> [Records]
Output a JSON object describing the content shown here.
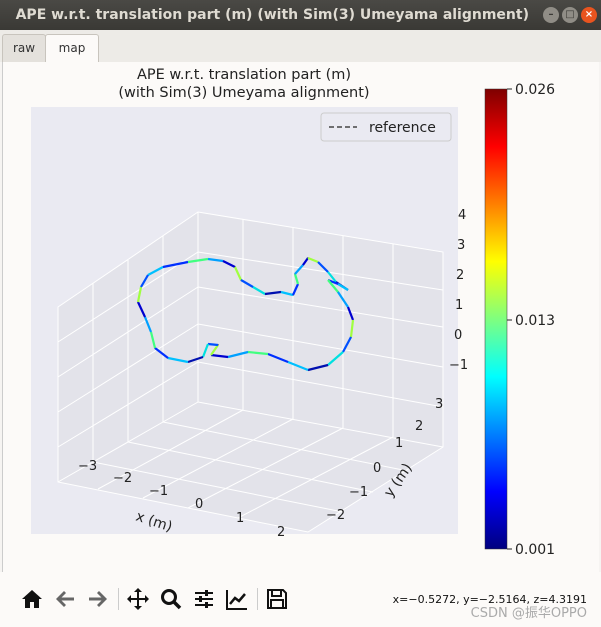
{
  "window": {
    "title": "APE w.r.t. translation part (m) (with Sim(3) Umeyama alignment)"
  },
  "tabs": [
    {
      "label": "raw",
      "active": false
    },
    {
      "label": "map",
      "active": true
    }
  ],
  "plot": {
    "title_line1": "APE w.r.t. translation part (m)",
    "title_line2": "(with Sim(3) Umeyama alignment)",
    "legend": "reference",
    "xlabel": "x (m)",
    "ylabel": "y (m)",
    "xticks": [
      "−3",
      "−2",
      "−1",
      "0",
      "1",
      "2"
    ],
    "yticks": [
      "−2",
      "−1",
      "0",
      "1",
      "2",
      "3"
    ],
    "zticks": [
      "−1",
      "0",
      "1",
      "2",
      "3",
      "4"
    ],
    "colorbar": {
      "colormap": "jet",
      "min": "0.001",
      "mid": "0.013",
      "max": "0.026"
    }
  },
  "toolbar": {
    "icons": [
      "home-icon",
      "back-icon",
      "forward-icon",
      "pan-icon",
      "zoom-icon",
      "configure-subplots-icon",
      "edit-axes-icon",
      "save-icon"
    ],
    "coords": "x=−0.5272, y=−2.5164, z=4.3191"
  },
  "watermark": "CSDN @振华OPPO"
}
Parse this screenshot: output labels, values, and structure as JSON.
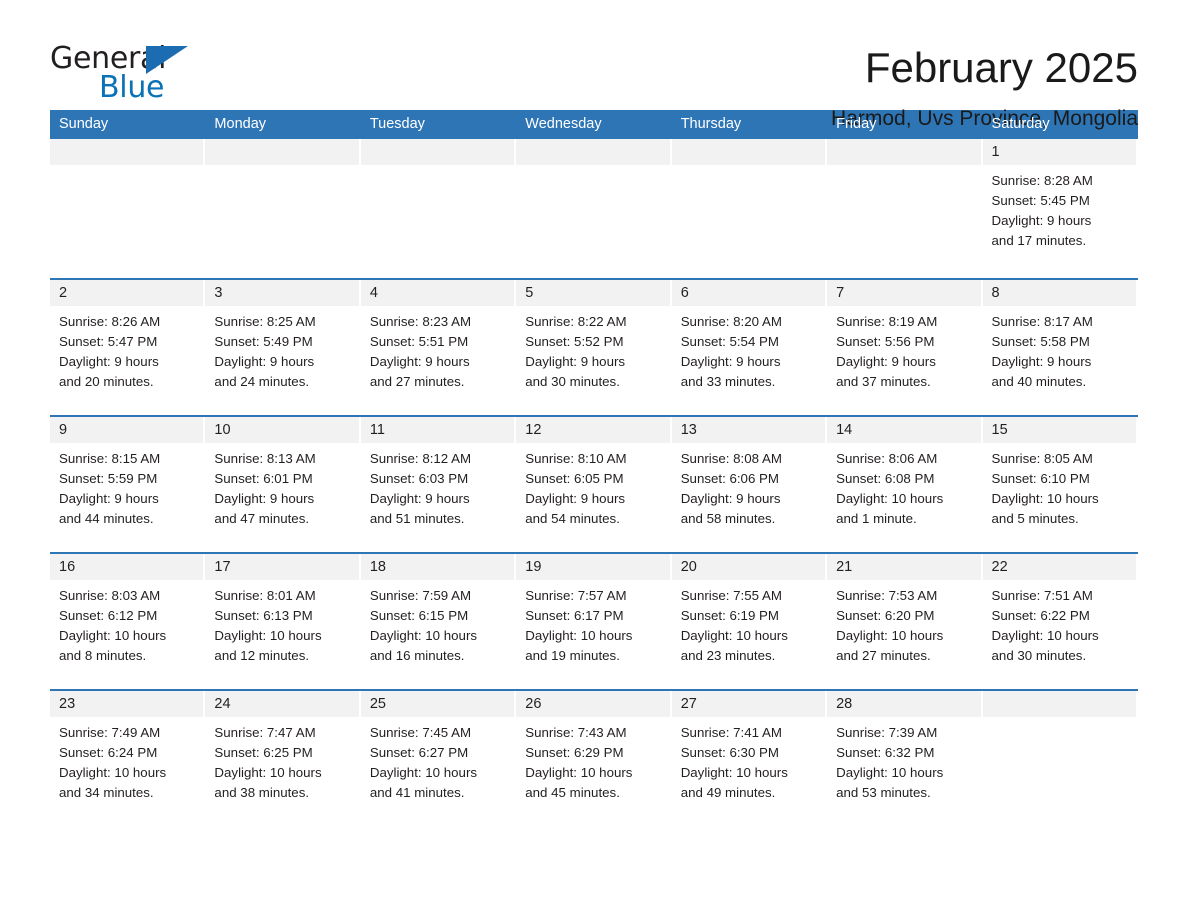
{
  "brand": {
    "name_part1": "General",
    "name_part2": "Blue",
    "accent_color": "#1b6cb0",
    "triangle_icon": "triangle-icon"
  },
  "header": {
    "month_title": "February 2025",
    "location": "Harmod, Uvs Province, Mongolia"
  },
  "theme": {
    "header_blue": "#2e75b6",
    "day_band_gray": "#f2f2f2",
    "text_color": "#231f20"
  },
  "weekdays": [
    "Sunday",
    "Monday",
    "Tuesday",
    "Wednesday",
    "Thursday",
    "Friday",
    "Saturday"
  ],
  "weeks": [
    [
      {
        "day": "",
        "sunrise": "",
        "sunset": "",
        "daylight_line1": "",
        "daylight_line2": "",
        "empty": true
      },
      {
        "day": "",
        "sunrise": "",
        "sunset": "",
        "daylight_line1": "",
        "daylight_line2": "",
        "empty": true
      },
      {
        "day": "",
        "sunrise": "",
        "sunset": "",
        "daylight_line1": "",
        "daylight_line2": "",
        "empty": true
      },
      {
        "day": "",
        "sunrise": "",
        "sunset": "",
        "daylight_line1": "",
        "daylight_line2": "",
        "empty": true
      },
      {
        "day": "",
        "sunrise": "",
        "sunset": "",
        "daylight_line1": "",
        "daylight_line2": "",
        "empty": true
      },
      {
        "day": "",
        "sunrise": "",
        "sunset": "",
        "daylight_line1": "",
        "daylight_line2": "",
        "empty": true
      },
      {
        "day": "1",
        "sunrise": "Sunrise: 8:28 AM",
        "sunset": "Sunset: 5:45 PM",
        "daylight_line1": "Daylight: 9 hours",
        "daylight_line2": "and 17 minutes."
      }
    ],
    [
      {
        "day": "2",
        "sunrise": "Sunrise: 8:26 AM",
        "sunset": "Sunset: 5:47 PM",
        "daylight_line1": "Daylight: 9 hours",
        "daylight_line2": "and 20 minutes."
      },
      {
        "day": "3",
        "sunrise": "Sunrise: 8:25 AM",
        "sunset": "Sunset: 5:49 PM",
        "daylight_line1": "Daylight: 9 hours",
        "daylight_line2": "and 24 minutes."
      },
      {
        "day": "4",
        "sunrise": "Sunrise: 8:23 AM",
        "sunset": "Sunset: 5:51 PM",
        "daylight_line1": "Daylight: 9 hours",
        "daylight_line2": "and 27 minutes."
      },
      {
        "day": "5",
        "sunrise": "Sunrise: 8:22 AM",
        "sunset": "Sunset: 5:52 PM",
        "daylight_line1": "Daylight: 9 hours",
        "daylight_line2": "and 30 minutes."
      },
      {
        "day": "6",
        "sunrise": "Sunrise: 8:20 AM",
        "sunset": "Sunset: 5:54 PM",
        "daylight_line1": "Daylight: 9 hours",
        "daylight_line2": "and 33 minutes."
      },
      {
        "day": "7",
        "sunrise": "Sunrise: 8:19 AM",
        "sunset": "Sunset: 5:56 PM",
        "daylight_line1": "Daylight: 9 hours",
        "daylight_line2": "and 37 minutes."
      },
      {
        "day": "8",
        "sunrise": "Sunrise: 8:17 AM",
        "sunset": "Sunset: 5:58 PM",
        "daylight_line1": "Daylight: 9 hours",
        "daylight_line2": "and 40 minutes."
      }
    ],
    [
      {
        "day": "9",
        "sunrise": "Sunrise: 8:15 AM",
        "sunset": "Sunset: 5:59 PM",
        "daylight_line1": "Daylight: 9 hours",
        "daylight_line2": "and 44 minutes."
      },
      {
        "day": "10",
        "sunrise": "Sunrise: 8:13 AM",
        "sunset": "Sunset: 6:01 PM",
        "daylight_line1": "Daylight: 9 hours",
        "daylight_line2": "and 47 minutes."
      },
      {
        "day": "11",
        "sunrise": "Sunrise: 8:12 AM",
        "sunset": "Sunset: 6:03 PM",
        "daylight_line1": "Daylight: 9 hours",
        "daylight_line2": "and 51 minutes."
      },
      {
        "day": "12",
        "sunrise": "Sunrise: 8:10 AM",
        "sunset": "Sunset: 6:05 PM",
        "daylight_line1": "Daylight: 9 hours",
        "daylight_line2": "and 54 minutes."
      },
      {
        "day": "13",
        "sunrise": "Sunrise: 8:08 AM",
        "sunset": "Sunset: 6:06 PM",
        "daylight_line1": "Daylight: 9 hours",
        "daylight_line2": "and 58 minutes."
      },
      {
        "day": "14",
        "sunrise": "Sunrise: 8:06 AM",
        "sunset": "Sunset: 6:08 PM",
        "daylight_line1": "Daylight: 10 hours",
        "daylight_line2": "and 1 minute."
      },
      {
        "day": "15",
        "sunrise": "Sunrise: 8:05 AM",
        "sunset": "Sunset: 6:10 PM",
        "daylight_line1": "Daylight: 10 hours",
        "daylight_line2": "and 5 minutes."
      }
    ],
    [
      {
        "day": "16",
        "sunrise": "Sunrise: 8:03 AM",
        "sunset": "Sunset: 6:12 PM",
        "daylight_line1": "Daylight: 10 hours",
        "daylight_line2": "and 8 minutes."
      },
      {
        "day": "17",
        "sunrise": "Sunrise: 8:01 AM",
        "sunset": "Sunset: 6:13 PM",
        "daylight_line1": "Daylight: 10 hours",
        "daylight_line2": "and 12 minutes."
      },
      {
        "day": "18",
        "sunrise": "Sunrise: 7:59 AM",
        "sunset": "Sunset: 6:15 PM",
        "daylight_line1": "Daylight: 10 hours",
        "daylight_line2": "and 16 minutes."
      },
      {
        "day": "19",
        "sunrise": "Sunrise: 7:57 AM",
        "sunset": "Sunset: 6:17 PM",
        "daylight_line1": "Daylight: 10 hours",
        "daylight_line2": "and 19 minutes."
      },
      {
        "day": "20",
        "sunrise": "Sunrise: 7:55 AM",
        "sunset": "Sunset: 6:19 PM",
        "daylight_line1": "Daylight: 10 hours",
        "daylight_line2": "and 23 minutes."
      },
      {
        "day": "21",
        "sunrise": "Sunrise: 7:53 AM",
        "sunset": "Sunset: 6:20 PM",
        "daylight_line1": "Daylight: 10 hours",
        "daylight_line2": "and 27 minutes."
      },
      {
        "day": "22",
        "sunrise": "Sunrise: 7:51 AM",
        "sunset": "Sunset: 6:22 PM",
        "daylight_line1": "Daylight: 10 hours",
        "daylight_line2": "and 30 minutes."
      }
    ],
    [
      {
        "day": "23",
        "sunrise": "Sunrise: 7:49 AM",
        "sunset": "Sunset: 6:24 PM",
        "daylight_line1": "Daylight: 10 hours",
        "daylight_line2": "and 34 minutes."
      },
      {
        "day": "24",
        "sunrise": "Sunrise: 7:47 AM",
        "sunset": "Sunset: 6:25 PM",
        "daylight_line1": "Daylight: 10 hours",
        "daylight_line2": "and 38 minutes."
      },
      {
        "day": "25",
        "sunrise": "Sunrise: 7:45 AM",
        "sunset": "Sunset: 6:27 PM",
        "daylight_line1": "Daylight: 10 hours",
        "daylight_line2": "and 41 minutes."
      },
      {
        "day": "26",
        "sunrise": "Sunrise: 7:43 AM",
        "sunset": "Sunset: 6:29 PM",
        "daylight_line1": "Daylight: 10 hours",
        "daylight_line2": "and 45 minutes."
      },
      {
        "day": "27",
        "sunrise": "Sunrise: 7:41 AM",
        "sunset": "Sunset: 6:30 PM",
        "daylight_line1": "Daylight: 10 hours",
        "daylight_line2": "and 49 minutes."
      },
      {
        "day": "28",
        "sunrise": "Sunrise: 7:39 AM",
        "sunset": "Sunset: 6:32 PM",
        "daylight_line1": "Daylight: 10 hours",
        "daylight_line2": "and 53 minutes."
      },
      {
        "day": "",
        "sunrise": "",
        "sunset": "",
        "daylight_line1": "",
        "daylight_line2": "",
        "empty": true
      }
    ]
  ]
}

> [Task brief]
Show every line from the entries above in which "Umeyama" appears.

> [Response to this exercise]
    "title": "APE w.r.t. translation part (m) (with Sim(3) Umeyama alignment)"
    "title_line2": "(with Sim(3) Umeyama alignment)",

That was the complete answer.